Based on the 2015 short film of the same name, Halloween Girl Vol. 1 (Issue #1), is a black-and-white horror-thriller from small publisher Mad Shelley Comics, about the supernatural adventures of a ghost named Charlotte, who has decided to take on a “diabolic, secret society” called The Hollow, along with her (human? ghost?) gal pal Poe. Why? The Hollow killed Charlotte, and now they want to take over the world. To find clues to defeat The Hollow, Charlotte must navigate the mystical world of the In-Between. “Death is a lot of damned work,” she thinks. And as if killing her weren’t enough, now The Hollow have kidnapped her young son.
April 2022 saw the release of Halloween Girl Vol. 2 (Issue #2), tongue-in-cheekingly titled with the double-meaning “Charlotte’s Web” and which picks up right where Vol. 1 (Issue #1) left off, with Charlotte caught in a giant spider’s web in one of The Hollow’s subterranean prisons. The spider is the manifestation of Charlotte’s arachnophobia, and is the prison’s warden, who loves to torture the stolen souls condemned there by slowly destroying their minds by using their greatest fears. She and her youngling intend to have Charlotte for dinner, and end her meddling in The Hollow’s plans.

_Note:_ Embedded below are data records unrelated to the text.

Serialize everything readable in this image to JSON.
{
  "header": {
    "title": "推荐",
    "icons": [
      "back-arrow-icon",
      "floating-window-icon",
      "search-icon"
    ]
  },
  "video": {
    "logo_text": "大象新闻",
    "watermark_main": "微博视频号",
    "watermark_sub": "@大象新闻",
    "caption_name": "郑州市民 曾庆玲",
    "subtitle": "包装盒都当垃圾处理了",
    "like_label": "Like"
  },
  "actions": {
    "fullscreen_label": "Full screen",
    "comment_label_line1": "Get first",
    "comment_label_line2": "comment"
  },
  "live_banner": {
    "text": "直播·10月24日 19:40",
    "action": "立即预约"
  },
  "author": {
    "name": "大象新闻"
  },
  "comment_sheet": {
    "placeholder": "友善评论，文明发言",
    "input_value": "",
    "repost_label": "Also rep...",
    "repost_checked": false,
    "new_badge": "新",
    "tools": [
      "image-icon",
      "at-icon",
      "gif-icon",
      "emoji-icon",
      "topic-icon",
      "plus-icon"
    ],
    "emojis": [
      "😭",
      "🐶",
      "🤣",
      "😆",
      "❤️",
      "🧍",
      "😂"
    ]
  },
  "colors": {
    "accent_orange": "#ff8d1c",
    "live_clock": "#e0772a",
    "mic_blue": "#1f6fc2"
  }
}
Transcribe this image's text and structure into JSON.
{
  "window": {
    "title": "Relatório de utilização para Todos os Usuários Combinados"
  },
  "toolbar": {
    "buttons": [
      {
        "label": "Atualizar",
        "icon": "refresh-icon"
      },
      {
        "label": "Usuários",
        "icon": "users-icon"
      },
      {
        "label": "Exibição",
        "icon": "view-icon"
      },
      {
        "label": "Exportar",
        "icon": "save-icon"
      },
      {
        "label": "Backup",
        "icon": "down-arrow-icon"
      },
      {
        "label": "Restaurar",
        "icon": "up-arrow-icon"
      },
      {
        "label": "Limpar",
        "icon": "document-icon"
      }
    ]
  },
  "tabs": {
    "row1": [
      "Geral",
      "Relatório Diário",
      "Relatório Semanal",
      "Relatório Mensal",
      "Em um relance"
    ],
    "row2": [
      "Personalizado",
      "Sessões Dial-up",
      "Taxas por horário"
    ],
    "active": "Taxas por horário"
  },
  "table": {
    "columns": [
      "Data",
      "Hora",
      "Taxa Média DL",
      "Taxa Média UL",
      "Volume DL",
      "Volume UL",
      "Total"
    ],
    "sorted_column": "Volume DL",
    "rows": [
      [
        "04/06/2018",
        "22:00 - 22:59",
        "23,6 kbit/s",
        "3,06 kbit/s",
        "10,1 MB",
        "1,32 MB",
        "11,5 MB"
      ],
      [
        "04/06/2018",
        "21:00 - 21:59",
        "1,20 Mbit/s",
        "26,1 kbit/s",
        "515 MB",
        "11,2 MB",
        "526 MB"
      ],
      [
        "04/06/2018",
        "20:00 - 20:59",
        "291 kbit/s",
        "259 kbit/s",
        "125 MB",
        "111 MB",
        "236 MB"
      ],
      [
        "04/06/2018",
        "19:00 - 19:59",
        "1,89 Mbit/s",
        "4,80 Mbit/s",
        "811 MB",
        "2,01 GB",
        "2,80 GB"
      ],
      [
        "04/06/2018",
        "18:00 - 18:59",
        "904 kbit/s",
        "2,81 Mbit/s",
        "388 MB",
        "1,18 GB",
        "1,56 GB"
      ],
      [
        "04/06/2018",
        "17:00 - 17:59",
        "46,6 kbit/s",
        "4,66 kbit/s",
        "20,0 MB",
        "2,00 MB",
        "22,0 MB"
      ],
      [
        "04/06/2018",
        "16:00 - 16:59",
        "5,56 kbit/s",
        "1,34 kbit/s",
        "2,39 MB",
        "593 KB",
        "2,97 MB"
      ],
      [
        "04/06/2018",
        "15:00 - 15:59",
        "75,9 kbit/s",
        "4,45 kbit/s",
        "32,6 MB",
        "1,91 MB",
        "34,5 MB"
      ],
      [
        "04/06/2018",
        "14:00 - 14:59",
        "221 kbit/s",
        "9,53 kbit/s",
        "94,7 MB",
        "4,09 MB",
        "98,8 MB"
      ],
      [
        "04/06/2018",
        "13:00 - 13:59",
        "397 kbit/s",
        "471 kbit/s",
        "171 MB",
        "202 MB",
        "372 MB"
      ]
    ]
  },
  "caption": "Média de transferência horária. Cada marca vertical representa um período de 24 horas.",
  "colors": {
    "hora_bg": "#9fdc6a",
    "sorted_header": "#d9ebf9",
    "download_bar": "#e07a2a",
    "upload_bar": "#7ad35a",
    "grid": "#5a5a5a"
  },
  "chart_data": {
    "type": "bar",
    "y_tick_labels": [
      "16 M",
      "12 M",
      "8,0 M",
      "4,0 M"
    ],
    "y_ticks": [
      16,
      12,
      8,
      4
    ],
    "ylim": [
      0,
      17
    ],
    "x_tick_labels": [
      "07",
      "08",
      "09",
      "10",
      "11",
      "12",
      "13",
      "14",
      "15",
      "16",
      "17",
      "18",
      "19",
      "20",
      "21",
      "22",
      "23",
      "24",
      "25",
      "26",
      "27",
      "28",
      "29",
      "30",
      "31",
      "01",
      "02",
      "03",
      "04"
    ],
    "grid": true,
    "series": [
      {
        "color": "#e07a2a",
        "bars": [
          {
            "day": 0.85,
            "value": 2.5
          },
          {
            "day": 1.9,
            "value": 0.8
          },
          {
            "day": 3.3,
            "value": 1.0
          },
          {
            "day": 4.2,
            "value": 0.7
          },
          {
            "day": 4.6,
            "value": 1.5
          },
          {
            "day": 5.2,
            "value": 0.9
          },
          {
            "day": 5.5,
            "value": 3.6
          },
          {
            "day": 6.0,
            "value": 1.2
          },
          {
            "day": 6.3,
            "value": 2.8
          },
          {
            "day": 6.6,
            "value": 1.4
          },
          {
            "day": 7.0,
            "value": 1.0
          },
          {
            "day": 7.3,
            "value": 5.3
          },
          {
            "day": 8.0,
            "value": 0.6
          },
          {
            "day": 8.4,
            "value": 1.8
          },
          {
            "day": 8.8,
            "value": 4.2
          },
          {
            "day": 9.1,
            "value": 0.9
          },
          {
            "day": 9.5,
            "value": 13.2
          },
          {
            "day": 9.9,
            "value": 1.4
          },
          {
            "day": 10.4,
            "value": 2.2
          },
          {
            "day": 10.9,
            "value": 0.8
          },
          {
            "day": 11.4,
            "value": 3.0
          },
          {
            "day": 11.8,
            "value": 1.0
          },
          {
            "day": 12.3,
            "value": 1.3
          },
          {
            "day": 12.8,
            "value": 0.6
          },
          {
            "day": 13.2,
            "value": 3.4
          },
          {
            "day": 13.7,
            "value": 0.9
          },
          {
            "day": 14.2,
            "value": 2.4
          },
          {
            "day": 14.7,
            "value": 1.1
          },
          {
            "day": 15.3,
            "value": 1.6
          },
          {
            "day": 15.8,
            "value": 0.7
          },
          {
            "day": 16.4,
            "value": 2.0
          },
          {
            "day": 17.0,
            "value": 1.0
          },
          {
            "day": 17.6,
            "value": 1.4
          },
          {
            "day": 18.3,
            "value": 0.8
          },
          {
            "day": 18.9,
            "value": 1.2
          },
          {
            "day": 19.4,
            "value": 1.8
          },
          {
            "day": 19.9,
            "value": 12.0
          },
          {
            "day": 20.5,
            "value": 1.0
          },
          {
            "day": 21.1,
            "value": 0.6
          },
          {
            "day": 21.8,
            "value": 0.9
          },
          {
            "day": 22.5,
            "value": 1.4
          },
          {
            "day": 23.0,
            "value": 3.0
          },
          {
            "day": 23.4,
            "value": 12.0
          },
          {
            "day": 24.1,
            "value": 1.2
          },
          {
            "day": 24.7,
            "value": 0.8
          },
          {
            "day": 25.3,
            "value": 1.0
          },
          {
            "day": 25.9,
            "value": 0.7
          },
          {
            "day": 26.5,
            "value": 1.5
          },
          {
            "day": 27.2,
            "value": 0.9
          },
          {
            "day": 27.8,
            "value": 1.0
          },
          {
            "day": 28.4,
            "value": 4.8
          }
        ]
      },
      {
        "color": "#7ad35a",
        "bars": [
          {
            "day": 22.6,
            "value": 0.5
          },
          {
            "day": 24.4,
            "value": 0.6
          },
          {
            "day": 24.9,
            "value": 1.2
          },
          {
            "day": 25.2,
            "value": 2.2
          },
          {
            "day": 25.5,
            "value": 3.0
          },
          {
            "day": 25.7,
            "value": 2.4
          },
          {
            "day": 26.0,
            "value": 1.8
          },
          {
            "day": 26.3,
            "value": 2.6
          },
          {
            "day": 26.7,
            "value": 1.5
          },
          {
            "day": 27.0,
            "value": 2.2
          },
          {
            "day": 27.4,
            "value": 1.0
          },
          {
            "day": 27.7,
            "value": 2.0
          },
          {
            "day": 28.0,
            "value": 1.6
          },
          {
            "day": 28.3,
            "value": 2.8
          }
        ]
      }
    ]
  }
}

One of these stolen souls distracts the spider long enough for Charlotte to escape, and meet more souls longing to escape. It seems Charlotte’s mission just grew.
Halloween Girl features solid dialogue from writer Richard T. Wilson. Every character speaks in a believable, conversational, real-world manner, not like a character in a comic book. This adds greatly in helping the reader become immersed in the story. Wilson has created an interesting premise in his supernatural ghost Charlotte, and her ongoing battle against The Hollow. There are twists and revelations that point to a Bigger Picture than Charlotte realizes. Wouldn’t Halloween Girl make a great CW tv series?
The art from Stephen Mullan is also solid, with well-drawn figures and facial expressions, and much-needed texturing to make blank backgrounds more interesting and to add dimension to surfaces. However, Mullan’s page layouts and overall style is at times a bit quiet and understated for a horror-thriller. Some moments of horror that should shock you are too quietly composed and undersized to have much impact. Mullan’s design of the giant spider is uber-creepy, with a human like skull and ghostly white pupils. Charlotte’s showdown with the spider is brief but impressive.
I realize the creator wanted a throwback look and feel to this series (hence the B&W), but I couldn’t help wishing it were in color. There are many special effects that would be greatly aided by color, including much-needed visual distinctions between ghostly Charlotte and humans, or the tortured souls she encounters. It’s also awkward when a color is mentioned as a descriptor, but you can’t see it in B&W.
Halloween Girl is a very fast and easy read, ending more quickly than I wanted it to, but is an enjoyable comic that supernatural-horror fans will get into, and is suitable for all ages, if you don’t mind the use of the word bitch a couple of times. No guarantees that the giant spider won’t create a few nightmares, though.
Halloween Girl Vol. 2 from Mad Shelley Comics released in April 2022. It can be purchased on the RTW Productions site or as a Kindle edition on Amazon.